Big surprise, women are underrepresented among blockchain startups. It is a trend that's pervasive throughout technology and Silicon Valley in particular.

In some ways, however, women have struggled to compete at an male-dominated culture whose fortress is supposedly  shielded by cliques like the «blockchain bros,» according to a recent New York Times article.   The trend doesn't seem to be limited to startups, according to research suggesting women only represent between 4% and 6% of blockchain investors.

While it's still early innings for blockchain, that causes this gender imbalance that much more about, as it's during the early days of an emerging market that new wealth is created and influencers born, putting in a motion of chain of events ranging from investments to hiring behavior.

Meanwhile, in corporate America, big investors are putting more pressure on boards of directors for environmental, social and governance standards, including gender equality.

What's keeping more women into blockchain from diving? Some suggest it's an inferiority complex, driven by the notion that you need a Ph.D. to succeed in the distance, a misconception that one female crypto investor tried to quash in the Times story. However, it doesn't help when blockchain engineers are mistaken for models or whose qualifications are contested, which has happened to women, including engineering students, pursuing careers in cryptocurrencies.

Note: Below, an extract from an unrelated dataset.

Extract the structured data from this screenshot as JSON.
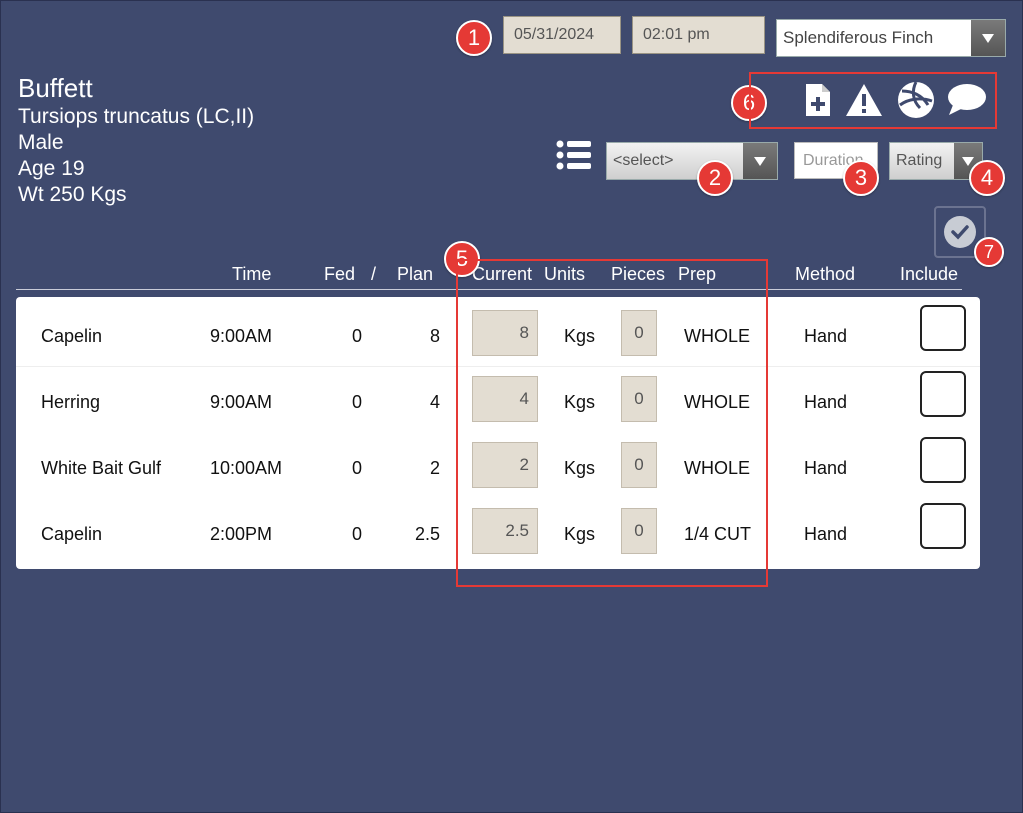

And while women may feel excluded at some blockchain or cryptocurrency occasions, like a current bitcoin conference that held its networking session in a Miami strip club, it's not everywhere.

Industry leaders have been tailoring conferences and events to draw more women to the blockchain space. It's functioning, according to sold-out events that are also bringing thousands to a live stream.

Green Shoots

Indeed, in addition, there are green shoots of gender diversity unfolding on the blockchain, suggesting it may depend on where you look. In an interview with Bloomberg, an industry in was described by Digital Currency Group's Meltem Demirors.

As an example, she says the number of female founders  among blockchain startups is on the rise as well as the number of female investors across crypto vehicles such as hedge funds and venture capital.   Demirors admits, however, that «there's still some work that needs to be done in the ecosystem.»

In america, men as of January still contained almost three-quarters of all bitcoin users, based on data cited in Bloomberg.